However, despite coming under some pressure, the SMMT data suggests that petrol and diesel cars still dominate the market for new vehicles, with a total of 946,537 diesel and 1,175,697 petrol cars registered for sale in the United Kingdom, and 102,369 alternatively fuelled vehicles throughout 2017.
Demand from business and fleet buyers fell 26.8pc and 13pc respectively, while registrations among private vehicle buyers dropped 10.1 per cent.
Year to date registrations decrease -4.6%.
He said consumers needed "urgent reassurance" that the latest, low emission diesel cars would not face any bans, charges or restrictions.
Alternatively-fuelled vehicles are up nearly 37 per cent since October 2016, wth petrol cars increasing by a smaller 2.7 per cent.
Confidence and trust of diesel cars has plummeted since the 2015 "diesel gate" scandal which revealed the true emissions output of these cars.

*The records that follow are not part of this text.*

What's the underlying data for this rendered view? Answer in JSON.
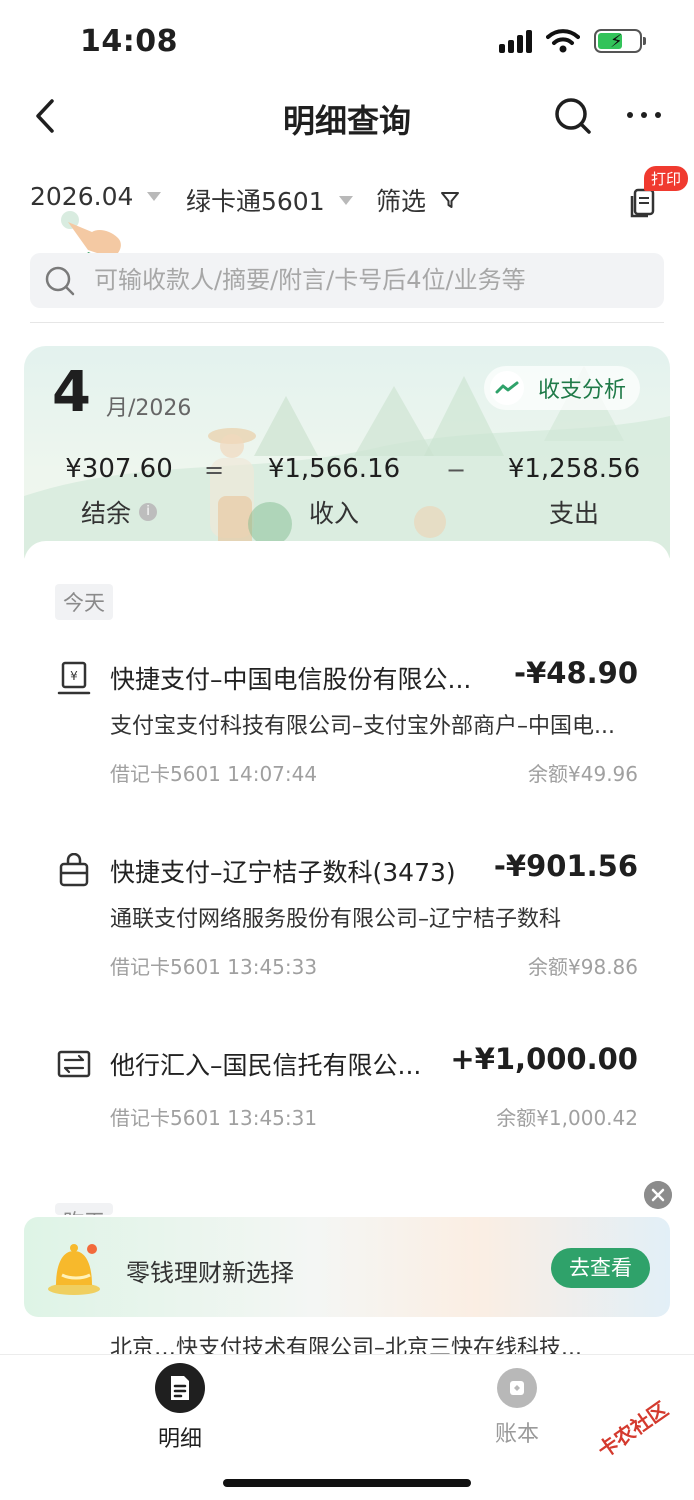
{
  "status_bar": {
    "time": "14:08"
  },
  "nav": {
    "title": "明细查询"
  },
  "filters": {
    "date": "2026.04",
    "card": "绿卡通5601",
    "filter_label": "筛选",
    "print_badge": "打印"
  },
  "search": {
    "placeholder": "可输收款人/摘要/附言/卡号后4位/业务等"
  },
  "summary": {
    "month": "4",
    "month_suffix": "月/2026",
    "analysis_label": "收支分析",
    "balance_value": "¥307.60",
    "balance_label": "结余",
    "equals": "=",
    "income_value": "¥1,566.16",
    "income_label": "收入",
    "minus": "−",
    "expense_value": "¥1,258.56",
    "expense_label": "支出"
  },
  "list": {
    "today_label": "今天",
    "yesterday_label": "昨天",
    "transactions": [
      {
        "icon": "receipt-icon",
        "title": "快捷支付–中国电信股份有限公...",
        "amount": "-¥48.90",
        "desc": "支付宝支付科技有限公司–支付宝外部商户–中国电...",
        "meta": "借记卡5601 14:07:44",
        "balance": "余额¥49.96"
      },
      {
        "icon": "shopping-bag-icon",
        "title": "快捷支付–辽宁桔子数科(3473)",
        "amount": "-¥901.56",
        "desc": "通联支付网络服务股份有限公司–辽宁桔子数科",
        "meta": "借记卡5601 13:45:33",
        "balance": "余额¥98.86"
      },
      {
        "icon": "transfer-icon",
        "title": "他行汇入–国民信托有限公...",
        "amount": "+¥1,000.00",
        "desc": "",
        "meta": "借记卡5601 13:45:31",
        "balance": "余额¥1,000.42"
      }
    ],
    "peek_text": "北京…快支付技术有限公司–北京三快在线科技..."
  },
  "promo": {
    "text": "零钱理财新选择",
    "button": "去查看"
  },
  "tabs": [
    {
      "label": "明细",
      "active": true
    },
    {
      "label": "账本",
      "active": false
    }
  ],
  "watermark": "卡农社区",
  "colors": {
    "accent_green": "#2fa26a",
    "badge_red": "#f03a2f",
    "text_primary": "#1f1f1f",
    "text_muted": "#a0a0a0"
  }
}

The SMMT said falling confidence among buyers continued to impact the market with business and fleet demand down -26.8% and -13% respectively.

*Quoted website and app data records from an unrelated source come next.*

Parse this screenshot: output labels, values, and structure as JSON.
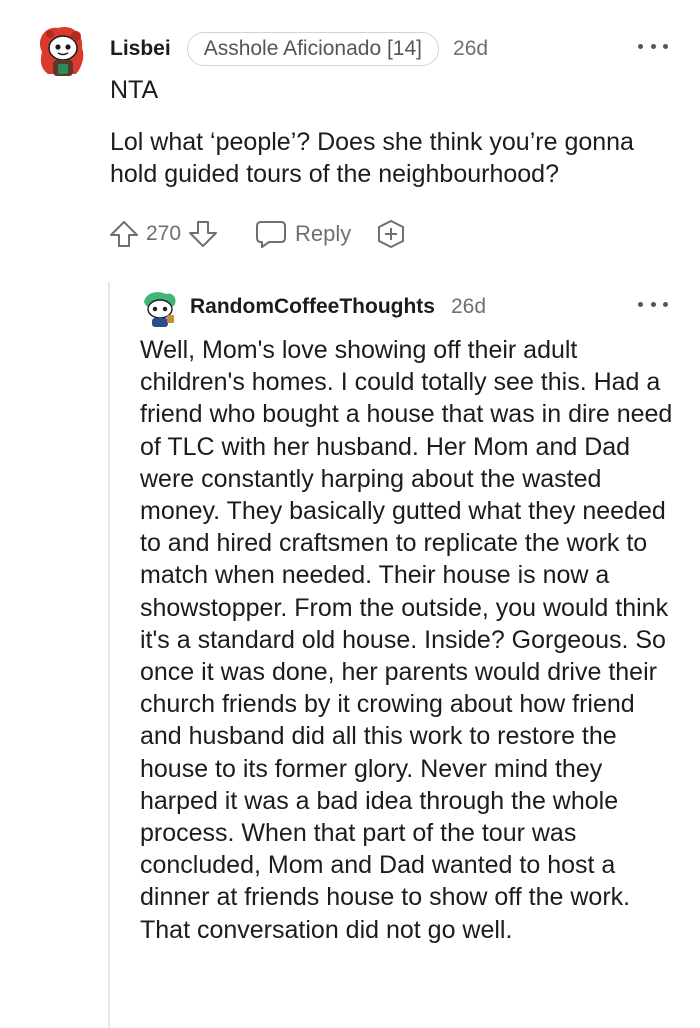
{
  "comment": {
    "author": "Lisbei",
    "flair": "Asshole Aficionado [14]",
    "age": "26d",
    "verdict": "NTA",
    "body": "Lol what ‘people’? Does she think you’re gonna hold guided tours of the neighbourhood?",
    "votes": "270",
    "reply_label": "Reply",
    "avatar_icon": "snoo-avatar-icon",
    "more_icon": "more-options-icon"
  },
  "reply": {
    "author": "RandomCoffeeThoughts",
    "age": "26d",
    "body": "Well, Mom's love showing off their adult children's homes. I could totally see this. Had a friend who bought a house that was in dire need of TLC with her husband. Her Mom and Dad were constantly harping about the wasted money. They basically gutted what they needed to and hired craftsmen to replicate the work to match when needed. Their house is now a showstopper. From the outside, you would think it's a standard old house. Inside? Gorgeous. So once it was done, her parents would drive their church friends by it crowing about how friend and husband did all this work to restore the house to its former glory. Never mind they harped it was a bad idea through the whole process. When that part of the tour was concluded, Mom and Dad wanted to host a dinner at friends house to show off the work. That conversation did not go well.",
    "avatar_icon": "snoo-avatar-icon",
    "more_icon": "more-options-icon"
  },
  "colors": {
    "text": "#1c1c1c",
    "meta": "#6f6f6f",
    "avatar_red": "#d93a2b",
    "avatar_green": "#3fb57a"
  }
}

Overall new vehicle registrations declined to 158,192, a fall of 12.2 per cent compared to the same time previous year, and sales of diesel engined auto fell even more dramatically - by a whopping 29.9 per cent.
The Government said earlier this year it would aim to end sales of conventional diesel and petrol cars by 2040, while ministers are said to be drawing up plans to tax diesel cars more heavily in towns and increase duty on the fuel. Meanwhile, dealers reported -10.1% fewer private buyers taking delivery of new cars in the month.
Richard Jones, managing director at Black Horse one of the UK's leading motor finance providers, and part of Lloyds Banking Group, believes the latest data suggests the new auto market is moving to a more sustainable position.
"Looking beyond that the uncertainties still facing the UK economy make it hard to make a robust forecast for 2018 as a whole, however the determinants such as UK GDP and employment levels remain robust".
Demand for diesel vehicles plunged 29.9 per cent in October as a result.
"The pace of take-up of Alternative Fuelled Vehicles (AFVs) is encouraging, but crucial to drivers and fleets seeing the environmental and cost-benefits of AFVs is driver behaviour".